What are your views on marriage equality?

The Atheist Foundation of Australia’s stance on same-sex marriage is that many of the arguments that appear to be posed against it are based upon religious grounds. On that basis, and due to historical evidence and other arguments in support of same-sex marriage, marriage equality is something that should be supported.

Marriage is a secular contract in Australia, presided over by the Government. Marriage ceremonies do not have to be performed in a church (in fact, you’ll find numerous venues, halls, even gardens and restaurants that cater to non-church marriages, and celebrant ceremonies are held in places all over the country), nor must it be conducted by a church minister to be considered valid and legal. Civil and societal laws exist in Australia, which is a secular country, and that tradition has existed for a long time. You can find more about Australia’s secular history in a book of essays contributed to by a number of academics and writers, called The Australian Book of Atheism.

The Marriage Act was amended by John Howard in 2004 and it can be amended again to include same-sex marriage. The campaigns by groups like the “Australian Marriage Forum” includes a number of claims that can be found to be false.

Some of these false claims include that the status of opposite-sex families will be somehow changed by the acceptance of same-sex marriage. This is based on no evidence, and certainly the existence of civil unions, de facto and polygamous relationships do not change the status of opposite-sex families, since human rights and legal precedence do aim to protect relationships and people in cases such as prejudice and discrimination. There will probably still be divorces, breakups, remarriages and retaking of vows as there usually are for opposite-sex families in an equal-marriage world, no matter if their neighbours are gay, straight, whatever.

Other arguments include that marriage is for procreation and opposite-sex marriages are necessary for happy and healthy families. People may choose not to (or may not be able to) have children if they are married and yet their unions are still considered legal. Mothers and fathers may be single-parents, or divorce (and remarry, and even remarry again, and so on) – and yet we see many happy, healthy, well-adjusted children growing up in our communities. There are children who live with guardians, with their grandparents, with other relatives and may even be legally emancipated and working with no family whatsoever – and they can live fulfilling and meaningful lives:

Multiple studies across the social sciences have repeatedly demonstrated that there is no difference in psychosocial outcomes between children raised by opposite-sex couples and those raised by same-sex couples.
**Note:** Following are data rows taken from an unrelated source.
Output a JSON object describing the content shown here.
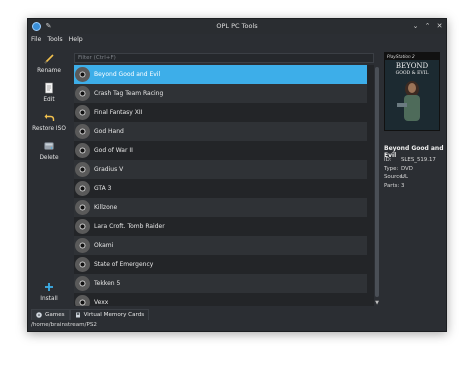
{
  "window": {
    "title": "OPL PC Tools"
  },
  "menu": [
    "File",
    "Tools",
    "Help"
  ],
  "toolbar": {
    "rename": "Rename",
    "edit": "Edit",
    "restore": "Restore ISO",
    "delete": "Delete",
    "install": "Install"
  },
  "filter": {
    "placeholder": "Filter (Ctrl+F)"
  },
  "games": [
    {
      "name": "Beyond Good and Evil",
      "selected": true
    },
    {
      "name": "Crash Tag Team Racing"
    },
    {
      "name": "Final Fantasy XII"
    },
    {
      "name": "God Hand"
    },
    {
      "name": "God of War II"
    },
    {
      "name": "Gradius V"
    },
    {
      "name": "GTA 3"
    },
    {
      "name": "Killzone"
    },
    {
      "name": "Lara Croft. Tomb Raider"
    },
    {
      "name": "Okami"
    },
    {
      "name": "State of Emergency"
    },
    {
      "name": "Tekken 5"
    },
    {
      "name": "Vexx"
    }
  ],
  "cover": {
    "platform": "PlayStation 2",
    "title_line1": "BEYOND",
    "title_line2": "GOOD & EVIL"
  },
  "details": {
    "title": "Beyond Good and Evil",
    "rows": [
      {
        "key": "ID:",
        "value": "SLES_519.17"
      },
      {
        "key": "Type:",
        "value": "DVD"
      },
      {
        "key": "Source:",
        "value": "UL"
      },
      {
        "key": "Parts:",
        "value": "3"
      }
    ]
  },
  "tabs": {
    "games": "Games",
    "memory_cards": "Virtual Memory Cards"
  },
  "status": {
    "path": "/home/brainstream/PS2"
  },
  "colors": {
    "window_bg": "#2b2e33",
    "selection": "#3daee9",
    "list_bg": "#232528"
  }
}
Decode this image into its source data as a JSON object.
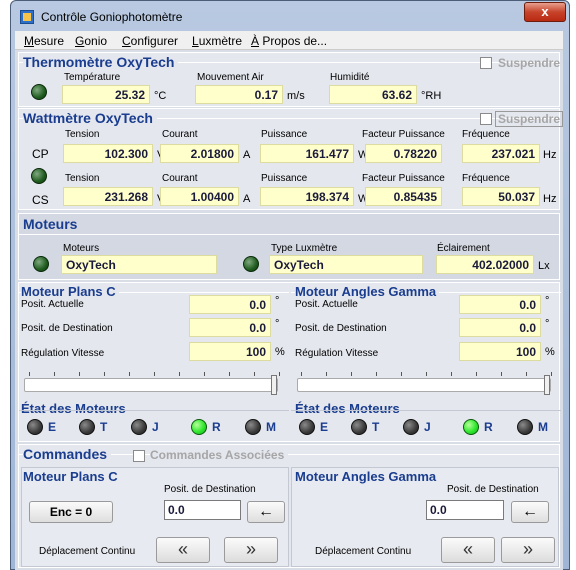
{
  "window": {
    "title": "Contrôle Goniophotomètre",
    "close": "x"
  },
  "menu": [
    {
      "label": "Mesure",
      "u": "M",
      "rest": "esure"
    },
    {
      "label": "Gonio",
      "u": "G",
      "rest": "onio"
    },
    {
      "label": "Configurer",
      "u": "C",
      "rest": "onfigurer"
    },
    {
      "label": "Luxmètre",
      "u": "L",
      "rest": "uxmètre"
    },
    {
      "label": "À Propos de...",
      "u": "À",
      "rest": " Propos de..."
    }
  ],
  "thermo": {
    "title": "Thermomètre   OxyTech",
    "suspend": "Suspendre",
    "temp_label": "Température",
    "temp": "25.32",
    "temp_unit": "°C",
    "air_label": "Mouvement Air",
    "air": "0.17",
    "air_unit": "m/s",
    "hum_label": "Humidité",
    "hum": "63.62",
    "hum_unit": "°RH"
  },
  "watt": {
    "title": "Wattmètre   OxyTech",
    "suspend": "Suspendre",
    "cp": {
      "tag": "CP",
      "tension_label": "Tension",
      "tension": "102.300",
      "tension_unit": "V",
      "courant_label": "Courant",
      "courant": "2.01800",
      "courant_unit": "A",
      "puissance_label": "Puissance",
      "puissance": "161.477",
      "puissance_unit": "W",
      "fp_label": "Facteur Puissance",
      "fp": "0.78220",
      "freq_label": "Fréquence",
      "freq": "237.021",
      "freq_unit": "Hz"
    },
    "cs": {
      "tag": "CS",
      "tension_label": "Tension",
      "tension": "231.268",
      "tension_unit": "V",
      "courant_label": "Courant",
      "courant": "1.00400",
      "courant_unit": "A",
      "puissance_label": "Puissance",
      "puissance": "198.374",
      "puissance_unit": "W",
      "fp_label": "Facteur Puissance",
      "fp": "0.85435",
      "freq_label": "Fréquence",
      "freq": "50.037",
      "freq_unit": "Hz"
    }
  },
  "moteurs": {
    "title": "Moteurs",
    "moteurs_label": "Moteurs",
    "moteurs_value": "OxyTech",
    "lux_label": "Type Luxmètre",
    "lux_value": "OxyTech",
    "ecl_label": "Éclairement",
    "ecl_value": "402.02000",
    "ecl_unit": "Lx"
  },
  "planC": {
    "title": "Moteur Plans C",
    "pos_label": "Posit. Actuelle",
    "pos": "0.0",
    "pos_unit": "°",
    "dest_label": "Posit. de Destination",
    "dest": "0.0",
    "dest_unit": "°",
    "reg_label": "Régulation Vitesse",
    "reg": "100",
    "reg_unit": "%",
    "slider_value": 100,
    "etat_title": "État des Moteurs",
    "leds": [
      {
        "l": "E",
        "s": "off"
      },
      {
        "l": "T",
        "s": "off"
      },
      {
        "l": "J",
        "s": "off"
      },
      {
        "l": "R",
        "s": "on"
      },
      {
        "l": "M",
        "s": "off"
      }
    ]
  },
  "gamma": {
    "title": "Moteur Angles Gamma",
    "pos_label": "Posit. Actuelle",
    "pos": "0.0",
    "pos_unit": "°",
    "dest_label": "Posit. de Destination",
    "dest": "0.0",
    "dest_unit": "°",
    "reg_label": "Régulation Vitesse",
    "reg": "100",
    "reg_unit": "%",
    "slider_value": 100,
    "etat_title": "État des Moteurs",
    "leds": [
      {
        "l": "E",
        "s": "off"
      },
      {
        "l": "T",
        "s": "off"
      },
      {
        "l": "J",
        "s": "off"
      },
      {
        "l": "R",
        "s": "on"
      },
      {
        "l": "M",
        "s": "off"
      }
    ]
  },
  "commandes": {
    "title": "Commandes",
    "assoc": "Commandes Associées",
    "planC": {
      "title": "Moteur Plans C",
      "dest_label": "Posit. de Destination",
      "enc": "Enc = 0",
      "dest": "0.0",
      "go": "←",
      "cont": "Déplacement Continu",
      "prev": "«",
      "next": "»"
    },
    "gamma": {
      "title": "Moteur Angles Gamma",
      "dest_label": "Posit. de Destination",
      "dest": "0.0",
      "go": "←",
      "cont": "Déplacement Continu",
      "prev": "«",
      "next": "»"
    }
  }
}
There is no evidence that children are psychologically harmed by having two dads or two moms. The American Psychological Association (APA), the American Sociological Association (ASA), and the American Academy of Pediatrics (AAP) has each endorsed the legalization of same-sex marriage and its capacity to provide a stable familial framework for children.

Finally, there’s the argument that traditionally marriage is only between opposite sexes. I would point out that for a long time, societal separation between different races was a ‘tradition’, and so was women not being educated the same as men (or not being educated at all), and marriage between people of different races seen as ‘wrong’. There are also countries where marriage can mean something completely different to ‘one man, one woman’ and therefore to say that Australia has it ‘right’ is very culturally narrow-minded.

Times change, traditions change. Ireland – with one of the most established Catholic demographics in the world – and the USA – known for a large number of religious groups – are just two countries that now have marriage equality. It seems nonsensical for Australia to adhere to a limited definition when the world is moving forward.